The ability to receive responses via email is nothing new - I'm sure many of the those listed in that website has it.  They may not have the exact functionality you want, but they are open source - you can modify them then just link to your current web app.
0
 
w00tw00t111Author Commented:
Thank you both for your responses. Johann, I'll definitely be taking a look at some of those open source options. The thought was since the rest of the app is written with a mvc structure in code igniter it would be easiest (going forward and in the future) for the BI necessary for the help desk and the help desk to be written with the same coding structure.

Matt, that's essentially exactly what we were looking for with the email being sent to a php script. Do I presume correctly that the script could be written that if ticket is not found in the subject box that a new ticket would be created for that user (which could be determined based on their email address).

The HTML body of the email messages/instant messages should these just be stored as a text field in mysql?
0
Cloud Class® Course: Microsoft Windows 7 Basic

This introductory course to Windows 7 environment will teach you about working with the Windows operating system. You will learn about basic functions including start menu; the desktop; managing files, folders, and libraries.

 
MattCommented:
Hi

Yes you could store the html body as a text field in the database. You may need to check the email to see if there is an attachment and strip that out first. I'm not sure how to do this but set the script up, send it an email that has an attachment and code the script so that it saves the email to a text file then look at the email structure in the text file to see how to parse it.

Yes you are thinking along the right lines about creating a new ticket. If the ticket id is not found in the subject, identify the user by their email address and create a new ticket.

Or if you can't identify them from their email send them an email back saying they don't appear to be registered etc. Of create them a new account it depends on your requirements.

Cheers

0
 
w00tw00t111Author Commented:
Got it! Thanks Matt.

One of the help desks that we were demo-ing used an interesting method for detecting current tickets vs new tickets. Unfortunately, this was the only interesting thing about the software, everything else didn't meet our needs :/

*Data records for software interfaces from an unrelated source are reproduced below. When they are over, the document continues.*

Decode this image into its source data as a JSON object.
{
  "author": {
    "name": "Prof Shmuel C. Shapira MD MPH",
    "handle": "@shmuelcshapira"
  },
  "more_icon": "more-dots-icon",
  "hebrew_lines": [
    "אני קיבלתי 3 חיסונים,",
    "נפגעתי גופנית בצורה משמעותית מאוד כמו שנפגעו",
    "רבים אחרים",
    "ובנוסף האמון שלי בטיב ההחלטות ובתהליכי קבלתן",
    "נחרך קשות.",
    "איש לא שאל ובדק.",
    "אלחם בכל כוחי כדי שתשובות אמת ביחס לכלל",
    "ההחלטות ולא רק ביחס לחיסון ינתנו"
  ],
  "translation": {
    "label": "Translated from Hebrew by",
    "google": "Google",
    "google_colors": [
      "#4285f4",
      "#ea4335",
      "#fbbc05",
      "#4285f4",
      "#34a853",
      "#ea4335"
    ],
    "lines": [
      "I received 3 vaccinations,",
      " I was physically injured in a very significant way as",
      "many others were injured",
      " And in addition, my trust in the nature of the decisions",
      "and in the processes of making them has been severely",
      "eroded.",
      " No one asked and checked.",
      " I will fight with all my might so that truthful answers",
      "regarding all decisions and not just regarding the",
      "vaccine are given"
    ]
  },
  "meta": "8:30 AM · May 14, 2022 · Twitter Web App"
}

You could send an email to support@domain.com and a ticket would be created between you and the sender (whether they were registered or not). However, if a ticket was already created the email address was: support+t{x}@domain.com
Where {x} = the ticket number.
What this allowed to have happen is that the subject box could be changed, or whatever you wanted but it was still kept under the same ticket id.

What I'm not understanding is how do they establish the new email address? I.e. each new ticket has a new email.
Ex:
support+t1@domain.com for Ticket: 1
support+t102@domain.com for Ticket 102
Etc..

Can a script be loaded on the mail server to strip out the + and whatever comes after it and deliver the message to everything to the left of the "+"?
From what I know of domain servers and mail servers, the email should never even reach the domain should it?
0
 
MattCommented:
Hi

I'm not too sure about this but on one of my previous hosts I could set up a default email. Then any incoming email on my domain that didn't exactly match a mailbox was delivered to the default address.

Then you could possibly configure the script at this default address to read the emails, chech the original to address and identify the ticket number.

I would check with your host if it is possible to configure your email system in this way as I wouldn't have a clue how it is done.

Sounds an interesting way to do it though.

Cheers

Matt
0
 
MattCommented:
Hi w00t,

Thanks for the points.

Cheers

Matt
0
Question has a verified solution.

Are you are experiencing a similar issue? Get a personalized answer when you ask a related question.

Have a better answer? Share it in a comment.

Join & Write a Comment

Featured Post

Cloud Class® Course: Python 3 Fundamentals

This course will teach participants about installing and configuring Python, syntax, importing, statements, types, strings, booleans, files, lists, tuples, comprehensions, functions, and classes.

  • 4
  • 2
Tackle projects and never again get stuck behind a technical roadblock.
Join Now